● WHAT YOU HAVE TO DO: Output each record below exactly as it stands, leaving out the pictures.

● PROVIDED ENTRIES:

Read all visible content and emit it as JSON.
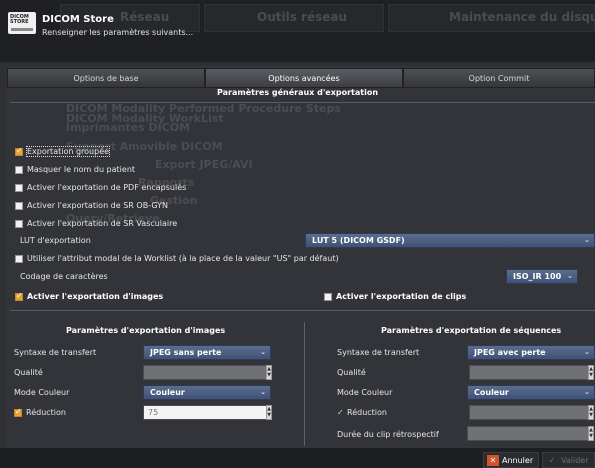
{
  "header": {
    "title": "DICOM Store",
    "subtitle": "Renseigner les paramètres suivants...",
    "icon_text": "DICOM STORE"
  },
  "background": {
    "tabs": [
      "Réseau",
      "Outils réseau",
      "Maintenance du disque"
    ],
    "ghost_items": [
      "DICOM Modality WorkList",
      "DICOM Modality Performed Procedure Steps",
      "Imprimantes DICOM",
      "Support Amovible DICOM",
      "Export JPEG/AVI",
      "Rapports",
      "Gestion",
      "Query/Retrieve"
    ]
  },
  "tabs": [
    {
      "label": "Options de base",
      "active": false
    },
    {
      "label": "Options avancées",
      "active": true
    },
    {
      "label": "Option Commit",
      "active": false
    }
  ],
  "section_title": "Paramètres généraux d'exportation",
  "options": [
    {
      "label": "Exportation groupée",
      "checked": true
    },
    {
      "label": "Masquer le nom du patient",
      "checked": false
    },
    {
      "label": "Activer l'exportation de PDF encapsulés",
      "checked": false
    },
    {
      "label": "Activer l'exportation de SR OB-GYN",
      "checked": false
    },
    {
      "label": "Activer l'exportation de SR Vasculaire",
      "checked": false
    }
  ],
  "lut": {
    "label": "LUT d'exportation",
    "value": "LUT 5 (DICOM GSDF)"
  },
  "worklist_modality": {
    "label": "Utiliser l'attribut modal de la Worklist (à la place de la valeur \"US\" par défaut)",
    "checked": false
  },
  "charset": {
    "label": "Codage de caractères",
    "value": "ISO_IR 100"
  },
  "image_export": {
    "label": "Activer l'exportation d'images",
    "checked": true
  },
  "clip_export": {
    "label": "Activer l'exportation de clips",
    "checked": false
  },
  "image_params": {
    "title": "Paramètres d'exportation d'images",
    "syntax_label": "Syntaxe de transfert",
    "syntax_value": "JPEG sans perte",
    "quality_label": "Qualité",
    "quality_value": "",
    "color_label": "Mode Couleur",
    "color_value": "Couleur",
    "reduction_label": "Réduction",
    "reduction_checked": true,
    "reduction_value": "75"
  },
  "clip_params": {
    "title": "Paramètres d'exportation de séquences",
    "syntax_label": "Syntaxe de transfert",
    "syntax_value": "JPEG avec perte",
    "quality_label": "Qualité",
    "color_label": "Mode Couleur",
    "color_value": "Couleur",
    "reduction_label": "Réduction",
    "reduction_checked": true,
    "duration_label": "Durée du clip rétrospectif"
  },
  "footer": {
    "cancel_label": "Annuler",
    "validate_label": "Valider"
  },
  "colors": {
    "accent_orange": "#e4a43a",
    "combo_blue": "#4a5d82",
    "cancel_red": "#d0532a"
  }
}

● SOLUTION FOR THIS TASK:
Read all visible content and emit it as JSON.
{
  "header": {
    "title": "DICOM Store",
    "subtitle": "Renseigner les paramètres suivants...",
    "icon_text": "DICOM STORE"
  },
  "background": {
    "tabs": [
      "Réseau",
      "Outils réseau",
      "Maintenance du disque"
    ],
    "ghost_items": [
      "DICOM Modality WorkList",
      "DICOM Modality Performed Procedure Steps",
      "Imprimantes DICOM",
      "Support Amovible DICOM",
      "Export JPEG/AVI",
      "Rapports",
      "Gestion",
      "Query/Retrieve"
    ]
  },
  "tabs": [
    {
      "label": "Options de base",
      "active": false
    },
    {
      "label": "Options avancées",
      "active": true
    },
    {
      "label": "Option Commit",
      "active": false
    }
  ],
  "section_title": "Paramètres généraux d'exportation",
  "options": [
    {
      "label": "Exportation groupée",
      "checked": true
    },
    {
      "label": "Masquer le nom du patient",
      "checked": false
    },
    {
      "label": "Activer l'exportation de PDF encapsulés",
      "checked": false
    },
    {
      "label": "Activer l'exportation de SR OB-GYN",
      "checked": false
    },
    {
      "label": "Activer l'exportation de SR Vasculaire",
      "checked": false
    }
  ],
  "lut": {
    "label": "LUT d'exportation",
    "value": "LUT 5 (DICOM GSDF)"
  },
  "worklist_modality": {
    "label": "Utiliser l'attribut modal de la Worklist (à la place de la valeur \"US\" par défaut)",
    "checked": false
  },
  "charset": {
    "label": "Codage de caractères",
    "value": "ISO_IR 100"
  },
  "image_export": {
    "label": "Activer l'exportation d'images",
    "checked": true
  },
  "clip_export": {
    "label": "Activer l'exportation de clips",
    "checked": false
  },
  "image_params": {
    "title": "Paramètres d'exportation d'images",
    "syntax_label": "Syntaxe de transfert",
    "syntax_value": "JPEG sans perte",
    "quality_label": "Qualité",
    "quality_value": "",
    "color_label": "Mode Couleur",
    "color_value": "Couleur",
    "reduction_label": "Réduction",
    "reduction_checked": true,
    "reduction_value": "75"
  },
  "clip_params": {
    "title": "Paramètres d'exportation de séquences",
    "syntax_label": "Syntaxe de transfert",
    "syntax_value": "JPEG avec perte",
    "quality_label": "Qualité",
    "color_label": "Mode Couleur",
    "color_value": "Couleur",
    "reduction_label": "Réduction",
    "reduction_checked": true,
    "duration_label": "Durée du clip rétrospectif"
  },
  "footer": {
    "cancel_label": "Annuler",
    "validate_label": "Valider"
  },
  "colors": {
    "accent_orange": "#e4a43a",
    "combo_blue": "#4a5d82",
    "cancel_red": "#d0532a"
  }
}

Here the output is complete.